Alsace, a region in north-eastern France that borders Switzerland and Germany, is the home of Gewürztraminer. The region has been passed between French and German control several times since the early 1680s. As a result, Alsatian culture is a unique mix of French and German influences.
Today the varietal is grown in Argentina, Australia, Austria, Bulgaria, Canada, Chile, Croatia, Czech Republic, France, Germany, Greece, Hungary, Italy, Luxembourg, New Zealand, North Macedonia, Romania, Serbia, Slovakia, Slovenia, Spain, Turkey and the U.S.
Gewürztraminer is an aromatic grape variety that grows well in cooler climates. It has a high level of natural sugar and the wine is white and usually off dry. Gewürztraminer generally contains a gram or two of residual sugar but because of the heightened aromatics, higher alcohol and lower acidity, many of these wines will taste sweeter than they actually are.
The aroma or “nose” will be that of lychee or ‘sweet rose’. However, it may also have hints of red grapefruit, allspice, cinnamon or ginger. The flavour will consist of hints of grapefruit, pineapple, peach, apricot, orange or cantaloupe.
When serving with food, Gewürztraminer is a great compliment to duck, chicken, pork, bacon, shrimp and crab.

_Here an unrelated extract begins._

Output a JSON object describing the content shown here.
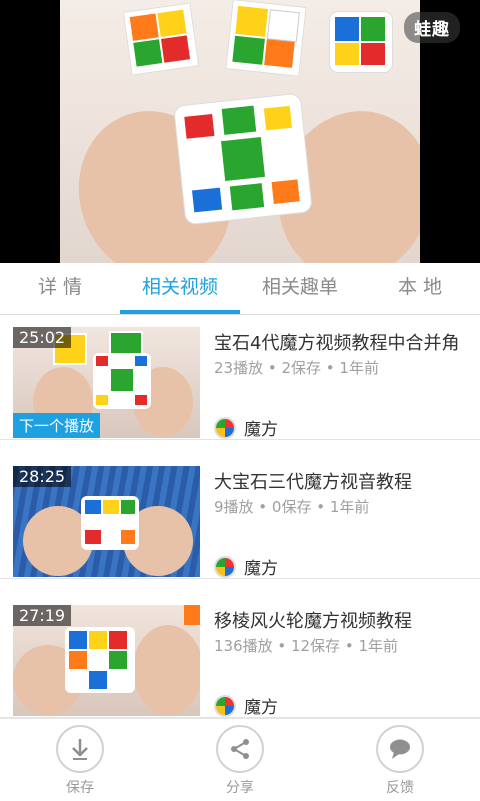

Highly spiced and aromatic herbs such as cayenne pepper, ginger, clove, cinnamon, allspice, turmeric, madras curry, sichuan pepper, shallots, soy sauce, sesame, almond, rose water, lime leaf, bay leaf, coriander and cumin are a great match.
Gewürztraminer goes well with less stinky and delicately flavored soft cow’s milk cheese and dried fruit, as well as roasted vegetables and veggies with natural sweetness including red onion, bell pepper, eggplant, tempeh, squash and carrots.